“[Growth Hacking] is the future. Run down the list of some of the biggest brands in the world, brands that are quickly becoming staples of our generation: Facebook, Twitter, Uber, Dropbox, Airbnb, Evernote. Who built them? How did they become so big, so fast?
The answer is growth hacking. It was responsible for building billions of dollars in value for essentially next to nothing–faster than its ever happened before.
What was not used? Traditional marketing. In fact, Facebook’s only stab at it–an ad with Weiden & Kennedy–was a total and embarrassing flop. Forget Don Draper and David Ogilvy. Start thinking about Andrew Chen, Sean Ellis, Jesse Farmer, Aaron Ginn, Noah Kagan and a new freshman class of marketing geniuses.”
This is a pretty good description, but if you think it still reads like sales copy, I agree with you. I like to talk about Growth Hacking in a different way. My favorite way to describe this is to reference the Tyler Durden quote from “Fight Club”:
“Advertising has us chasing cars and clothes, working jobs we hate so we can buy shit we don’t need, to impress people we don’t like.”
That was the entire philosophy of 20th century business, and Growth Hacking is the opposite.
The history is very clear (this is terribly abbreviated, so please excuse me glossing over all sorts of detail): WWI & WWII were the culmination of the industrial revolution in America, and created a massive and very profitable industrial and manufacturing sector that, when the two wars ended, had nothing to make anymore. So they turned to the new fields of public relations and mass psychology (e.g. the ideas of Walter Lippman and Edward Bernays) to find ways to convince people to buy more things. They leveraged the rise of mess media and the post WWII baby boom, and out of that 20th century consumer culture was born. 50+ years of companies finding ways to sell the things they make, instead of making things that people want and need, and they bridged that psychological gap by creating and supporting the mass media sector through advertising, to manufacture that demand.

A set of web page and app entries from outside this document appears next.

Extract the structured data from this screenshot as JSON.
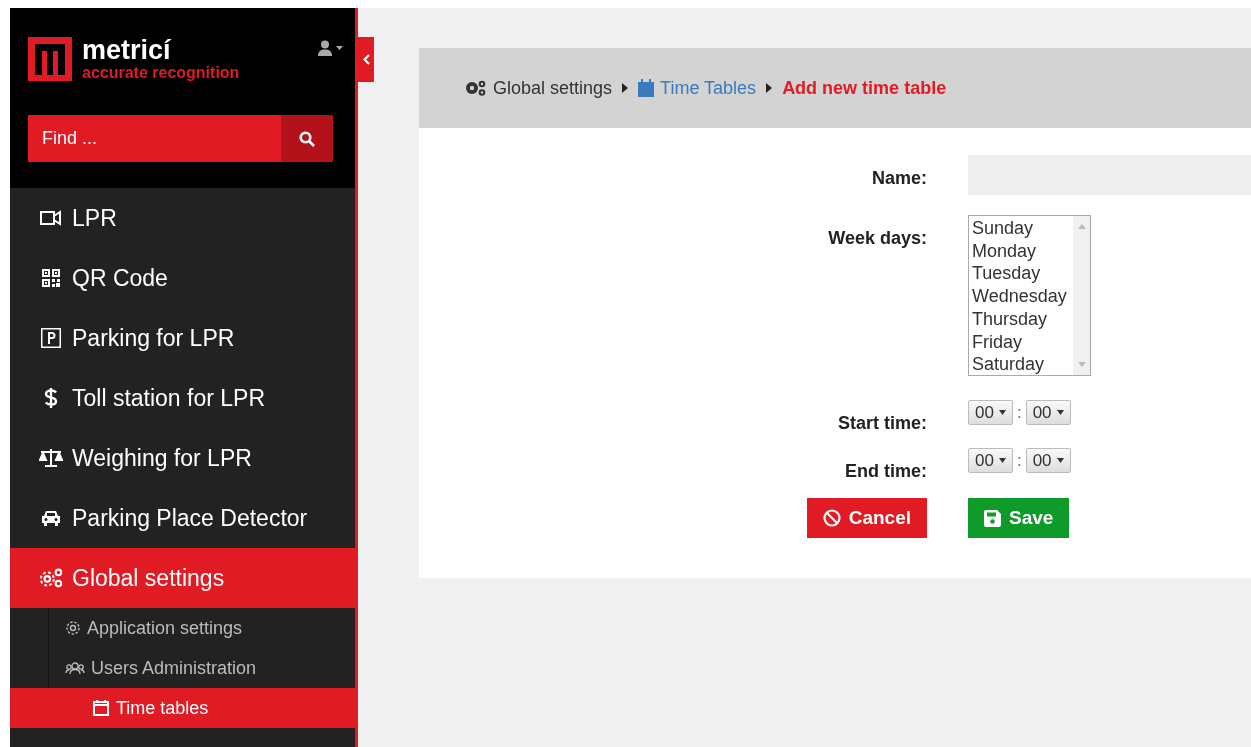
{
  "logo": {
    "name": "metricí",
    "tagline": "accurate recognition"
  },
  "search": {
    "placeholder": "Find ..."
  },
  "menu": [
    {
      "label": "LPR",
      "selected": false
    },
    {
      "label": "QR Code",
      "selected": false
    },
    {
      "label": "Parking for LPR",
      "selected": false
    },
    {
      "label": "Toll station for LPR",
      "selected": false
    },
    {
      "label": "Weighing for LPR",
      "selected": false
    },
    {
      "label": "Parking Place Detector",
      "selected": false
    },
    {
      "label": "Global settings",
      "selected": true,
      "children": [
        {
          "label": "Application settings",
          "selected": false
        },
        {
          "label": "Users Administration",
          "selected": false
        },
        {
          "label": "Time tables",
          "selected": true
        }
      ]
    }
  ],
  "breadcrumb": [
    {
      "label": "Global settings",
      "kind": "plain"
    },
    {
      "label": "Time Tables",
      "kind": "link"
    },
    {
      "label": "Add new time table",
      "kind": "current"
    }
  ],
  "form": {
    "name_label": "Name:",
    "weekdays_label": "Week days:",
    "weekdays": [
      {
        "label": "Sunday",
        "selected": false
      },
      {
        "label": "Monday",
        "selected": false
      },
      {
        "label": "Tuesday",
        "selected": false
      },
      {
        "label": "Wednesday",
        "selected": false
      },
      {
        "label": "Thursday",
        "selected": false
      },
      {
        "label": "Friday",
        "selected": false
      },
      {
        "label": "Saturday",
        "selected": false
      }
    ],
    "start_label": "Start time:",
    "start_time": {
      "hour": "00",
      "separator": ":",
      "minute": "00"
    },
    "end_label": "End time:",
    "end_time": {
      "hour": "00",
      "separator": ":",
      "minute": "00"
    },
    "cancel": "Cancel",
    "save": "Save"
  }
}
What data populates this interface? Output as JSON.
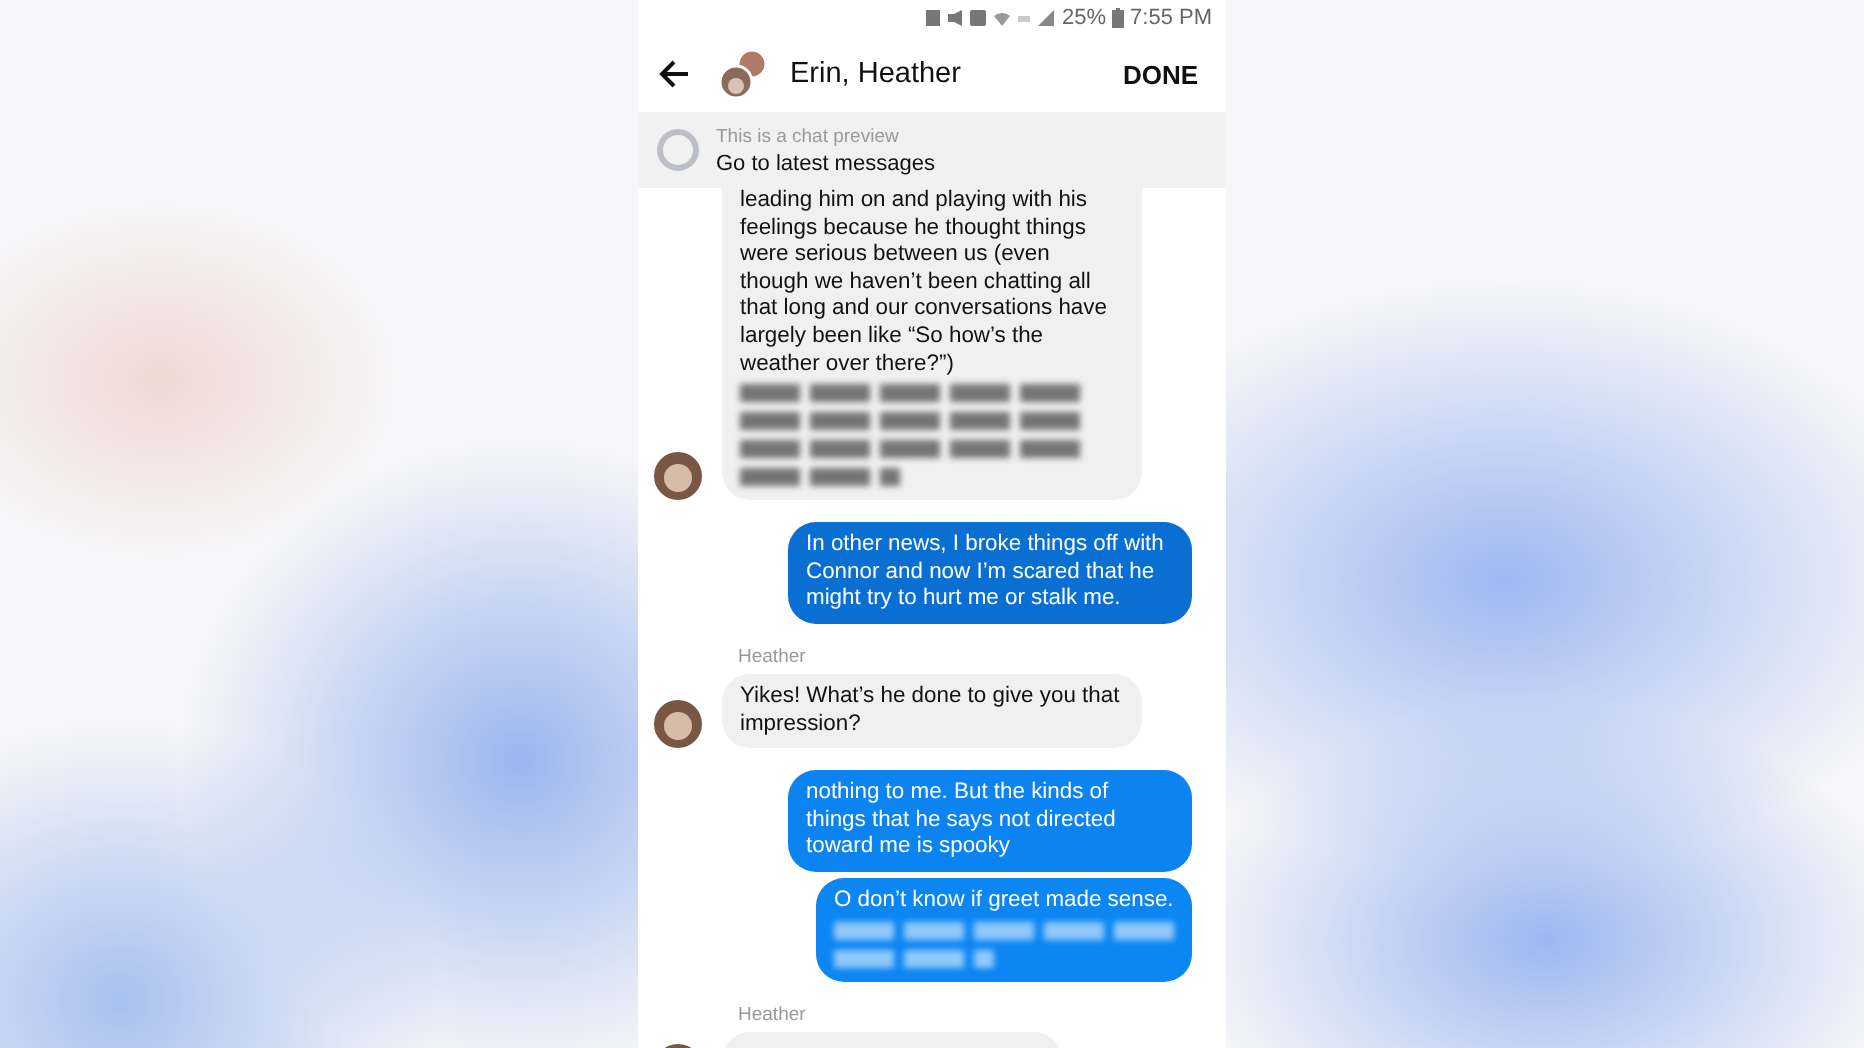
{
  "status_bar": {
    "battery": "25%",
    "time": "7:55 PM"
  },
  "header": {
    "title": "Erin, Heather",
    "action": "DONE"
  },
  "preview_banner": {
    "caption": "This is a chat preview",
    "link": "Go to latest messages"
  },
  "messages": [
    {
      "kind": "incoming",
      "text": "leading him on and playing with his feelings because he thought things were serious between us (even though we haven’t been chatting all that long and our conversations have largely been like “So how’s the weather over there?”)",
      "redacted": true,
      "cut": true
    },
    {
      "kind": "outgoing",
      "color": "#0a6fd3",
      "text": "In other news, I broke things off with Connor and now I’m scared that he might try to hurt me or stalk me."
    },
    {
      "kind": "incoming",
      "sender": "Heather",
      "text": "Yikes! What’s he done to give you that impression?"
    },
    {
      "kind": "outgoing",
      "color": "#0b83f0",
      "text": "nothing to me. But the kinds of things that he says not directed toward me is spooky"
    },
    {
      "kind": "outgoing",
      "color": "#0b86f3",
      "text": "O don’t know if greet made sense.",
      "redacted": true
    },
    {
      "kind": "incoming",
      "sender": "Heather"
    }
  ]
}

That world is dead. Of course it’s still here in many ways, and it will take decades for the transition to fully shift, but 20th century consumer culture is done. The icons and dreams of the Baby Boomers are not reflected in their children and grandchildren; Boomers want stuff, Millennials want experiences and relationships. Boomers care about owning; Millennials prefer sharing and access, not ownership. Boomers derive status and identity from their job titles and school affiliations; Millenials derive their status and identity from doing meaningful things that help other people, or sharing creations that bring enjoyment to their friends.
Not only that, but the effectiveness of mass media has utterly collapsed. People–especially young people–don’t believe mass media anymore, because it’s lied to them their whole lives. As a result, you can’t manufacture hits anymore. They must be earned, and they are earned my adding real value to peoples lives–this is the essence of growth hacking, and antithesis of old consumer economy.

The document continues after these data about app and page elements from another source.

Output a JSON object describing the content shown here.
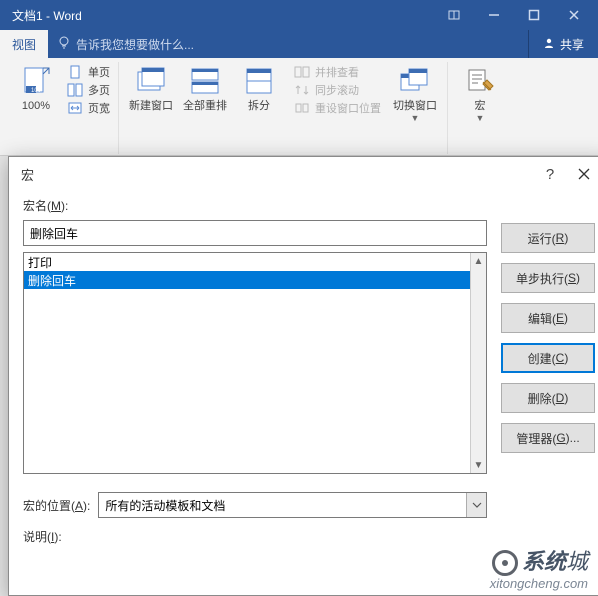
{
  "titlebar": {
    "title": "文档1 - Word"
  },
  "ribbon": {
    "active_tab": "视图",
    "tellme_placeholder": "告诉我您想要做什么...",
    "share": "共享",
    "zoom": {
      "big_label": "100%",
      "items": [
        "单页",
        "多页",
        "页宽"
      ]
    },
    "window": {
      "new_window": "新建窗口",
      "arrange_all": "全部重排",
      "split": "拆分",
      "side_by_side": "并排查看",
      "sync_scroll": "同步滚动",
      "reset_pos": "重设窗口位置",
      "switch": "切换窗口"
    },
    "macros": {
      "label": "宏"
    }
  },
  "dialog": {
    "title": "宏",
    "macro_name_label_pre": "宏名(",
    "macro_name_label_u": "M",
    "macro_name_label_post": "):",
    "macro_name_value": "删除回车",
    "list": [
      "打印",
      "删除回车"
    ],
    "selected_index": 1,
    "buttons": {
      "run": {
        "text": "运行(",
        "u": "R",
        "post": ")"
      },
      "step": {
        "text": "单步执行(",
        "u": "S",
        "post": ")"
      },
      "edit": {
        "text": "编辑(",
        "u": "E",
        "post": ")"
      },
      "create": {
        "text": "创建(",
        "u": "C",
        "post": ")"
      },
      "delete": {
        "text": "删除(",
        "u": "D",
        "post": ")"
      },
      "organizer": {
        "text": "管理器(",
        "u": "G",
        "post": ")..."
      }
    },
    "location_label_pre": "宏的位置(",
    "location_label_u": "A",
    "location_label_post": "):",
    "location_value": "所有的活动模板和文档",
    "desc_label_pre": "说明(",
    "desc_label_u": "I",
    "desc_label_post": "):"
  },
  "watermark": {
    "line1_bold": "系统",
    "line1_rest": "城",
    "line2": "xitongcheng.com"
  }
}
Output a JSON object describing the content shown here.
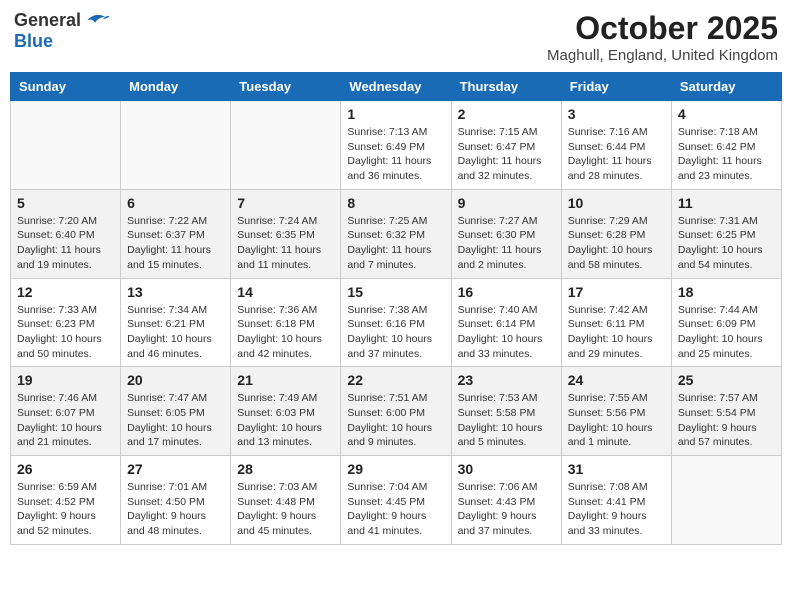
{
  "logo": {
    "general": "General",
    "blue": "Blue"
  },
  "title": "October 2025",
  "location": "Maghull, England, United Kingdom",
  "days_of_week": [
    "Sunday",
    "Monday",
    "Tuesday",
    "Wednesday",
    "Thursday",
    "Friday",
    "Saturday"
  ],
  "weeks": [
    [
      {
        "day": "",
        "sunrise": "",
        "sunset": "",
        "daylight": ""
      },
      {
        "day": "",
        "sunrise": "",
        "sunset": "",
        "daylight": ""
      },
      {
        "day": "",
        "sunrise": "",
        "sunset": "",
        "daylight": ""
      },
      {
        "day": "1",
        "sunrise": "Sunrise: 7:13 AM",
        "sunset": "Sunset: 6:49 PM",
        "daylight": "Daylight: 11 hours and 36 minutes."
      },
      {
        "day": "2",
        "sunrise": "Sunrise: 7:15 AM",
        "sunset": "Sunset: 6:47 PM",
        "daylight": "Daylight: 11 hours and 32 minutes."
      },
      {
        "day": "3",
        "sunrise": "Sunrise: 7:16 AM",
        "sunset": "Sunset: 6:44 PM",
        "daylight": "Daylight: 11 hours and 28 minutes."
      },
      {
        "day": "4",
        "sunrise": "Sunrise: 7:18 AM",
        "sunset": "Sunset: 6:42 PM",
        "daylight": "Daylight: 11 hours and 23 minutes."
      }
    ],
    [
      {
        "day": "5",
        "sunrise": "Sunrise: 7:20 AM",
        "sunset": "Sunset: 6:40 PM",
        "daylight": "Daylight: 11 hours and 19 minutes."
      },
      {
        "day": "6",
        "sunrise": "Sunrise: 7:22 AM",
        "sunset": "Sunset: 6:37 PM",
        "daylight": "Daylight: 11 hours and 15 minutes."
      },
      {
        "day": "7",
        "sunrise": "Sunrise: 7:24 AM",
        "sunset": "Sunset: 6:35 PM",
        "daylight": "Daylight: 11 hours and 11 minutes."
      },
      {
        "day": "8",
        "sunrise": "Sunrise: 7:25 AM",
        "sunset": "Sunset: 6:32 PM",
        "daylight": "Daylight: 11 hours and 7 minutes."
      },
      {
        "day": "9",
        "sunrise": "Sunrise: 7:27 AM",
        "sunset": "Sunset: 6:30 PM",
        "daylight": "Daylight: 11 hours and 2 minutes."
      },
      {
        "day": "10",
        "sunrise": "Sunrise: 7:29 AM",
        "sunset": "Sunset: 6:28 PM",
        "daylight": "Daylight: 10 hours and 58 minutes."
      },
      {
        "day": "11",
        "sunrise": "Sunrise: 7:31 AM",
        "sunset": "Sunset: 6:25 PM",
        "daylight": "Daylight: 10 hours and 54 minutes."
      }
    ],
    [
      {
        "day": "12",
        "sunrise": "Sunrise: 7:33 AM",
        "sunset": "Sunset: 6:23 PM",
        "daylight": "Daylight: 10 hours and 50 minutes."
      },
      {
        "day": "13",
        "sunrise": "Sunrise: 7:34 AM",
        "sunset": "Sunset: 6:21 PM",
        "daylight": "Daylight: 10 hours and 46 minutes."
      },
      {
        "day": "14",
        "sunrise": "Sunrise: 7:36 AM",
        "sunset": "Sunset: 6:18 PM",
        "daylight": "Daylight: 10 hours and 42 minutes."
      },
      {
        "day": "15",
        "sunrise": "Sunrise: 7:38 AM",
        "sunset": "Sunset: 6:16 PM",
        "daylight": "Daylight: 10 hours and 37 minutes."
      },
      {
        "day": "16",
        "sunrise": "Sunrise: 7:40 AM",
        "sunset": "Sunset: 6:14 PM",
        "daylight": "Daylight: 10 hours and 33 minutes."
      },
      {
        "day": "17",
        "sunrise": "Sunrise: 7:42 AM",
        "sunset": "Sunset: 6:11 PM",
        "daylight": "Daylight: 10 hours and 29 minutes."
      },
      {
        "day": "18",
        "sunrise": "Sunrise: 7:44 AM",
        "sunset": "Sunset: 6:09 PM",
        "daylight": "Daylight: 10 hours and 25 minutes."
      }
    ],
    [
      {
        "day": "19",
        "sunrise": "Sunrise: 7:46 AM",
        "sunset": "Sunset: 6:07 PM",
        "daylight": "Daylight: 10 hours and 21 minutes."
      },
      {
        "day": "20",
        "sunrise": "Sunrise: 7:47 AM",
        "sunset": "Sunset: 6:05 PM",
        "daylight": "Daylight: 10 hours and 17 minutes."
      },
      {
        "day": "21",
        "sunrise": "Sunrise: 7:49 AM",
        "sunset": "Sunset: 6:03 PM",
        "daylight": "Daylight: 10 hours and 13 minutes."
      },
      {
        "day": "22",
        "sunrise": "Sunrise: 7:51 AM",
        "sunset": "Sunset: 6:00 PM",
        "daylight": "Daylight: 10 hours and 9 minutes."
      },
      {
        "day": "23",
        "sunrise": "Sunrise: 7:53 AM",
        "sunset": "Sunset: 5:58 PM",
        "daylight": "Daylight: 10 hours and 5 minutes."
      },
      {
        "day": "24",
        "sunrise": "Sunrise: 7:55 AM",
        "sunset": "Sunset: 5:56 PM",
        "daylight": "Daylight: 10 hours and 1 minute."
      },
      {
        "day": "25",
        "sunrise": "Sunrise: 7:57 AM",
        "sunset": "Sunset: 5:54 PM",
        "daylight": "Daylight: 9 hours and 57 minutes."
      }
    ],
    [
      {
        "day": "26",
        "sunrise": "Sunrise: 6:59 AM",
        "sunset": "Sunset: 4:52 PM",
        "daylight": "Daylight: 9 hours and 52 minutes."
      },
      {
        "day": "27",
        "sunrise": "Sunrise: 7:01 AM",
        "sunset": "Sunset: 4:50 PM",
        "daylight": "Daylight: 9 hours and 48 minutes."
      },
      {
        "day": "28",
        "sunrise": "Sunrise: 7:03 AM",
        "sunset": "Sunset: 4:48 PM",
        "daylight": "Daylight: 9 hours and 45 minutes."
      },
      {
        "day": "29",
        "sunrise": "Sunrise: 7:04 AM",
        "sunset": "Sunset: 4:45 PM",
        "daylight": "Daylight: 9 hours and 41 minutes."
      },
      {
        "day": "30",
        "sunrise": "Sunrise: 7:06 AM",
        "sunset": "Sunset: 4:43 PM",
        "daylight": "Daylight: 9 hours and 37 minutes."
      },
      {
        "day": "31",
        "sunrise": "Sunrise: 7:08 AM",
        "sunset": "Sunset: 4:41 PM",
        "daylight": "Daylight: 9 hours and 33 minutes."
      },
      {
        "day": "",
        "sunrise": "",
        "sunset": "",
        "daylight": ""
      }
    ]
  ]
}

Look, I knew all of this before the term “growth hacking” came into my vocabulary. But like all humans, until I had a word for it, I had a problem really fully capturing and expressing a set of ideas. And that is what the term “growth hacking” did for me: Growth hacking is simply the phrase that embodies the shift that was already happening, the fundamental shift in the philosophy of business from selling the things that businesses decide to make, to making things that people want and need.

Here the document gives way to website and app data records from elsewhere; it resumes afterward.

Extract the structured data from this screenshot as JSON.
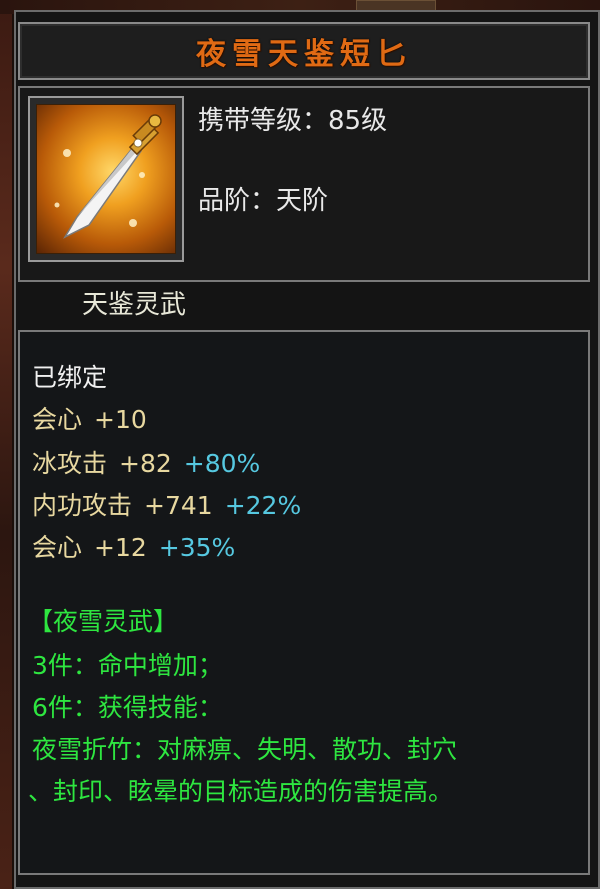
{
  "item": {
    "name": "夜雪天鉴短匕",
    "carry_level": "携带等级：85级",
    "grade": "品阶：天阶",
    "category": "天鉴灵武"
  },
  "stats": {
    "bound": "已绑定",
    "base": {
      "label": "会心",
      "value": "+10"
    },
    "lines": [
      {
        "label": "冰攻击",
        "value": "+82",
        "bonus": "+80%"
      },
      {
        "label": "内功攻击",
        "value": "+741",
        "bonus": "+22%"
      },
      {
        "label": "会心",
        "value": "+12",
        "bonus": "+35%"
      }
    ]
  },
  "set": {
    "title": "【夜雪灵武】",
    "pieces3": "3件：命中增加；",
    "pieces6": "6件：获得技能：",
    "skill_line1": "夜雪折竹：对麻痹、失明、散功、封穴",
    "skill_line2": "、封印、眩晕的目标造成的伤害提高。"
  },
  "colors": {
    "title": "#e06a14",
    "stat_label": "#e8d8a0",
    "bonus": "#56c8e0",
    "set_text": "#2ee640"
  },
  "icon": "dagger-icon"
}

So what does all this mean to you?
It means your world is changing in front of you, and many old ways of doing things will go extinct while many new ways will open up. I think the first and possibly biggest way we’re going to see this change is in what happens when the JOBS Act launches. How is this tied to Growth Hacking?
Because Growth Hacking is the philosophy of start-ups, and very soon the JOBS Act will unleash a torrent of them that will change everything about all our lives.
More on that in Part 2.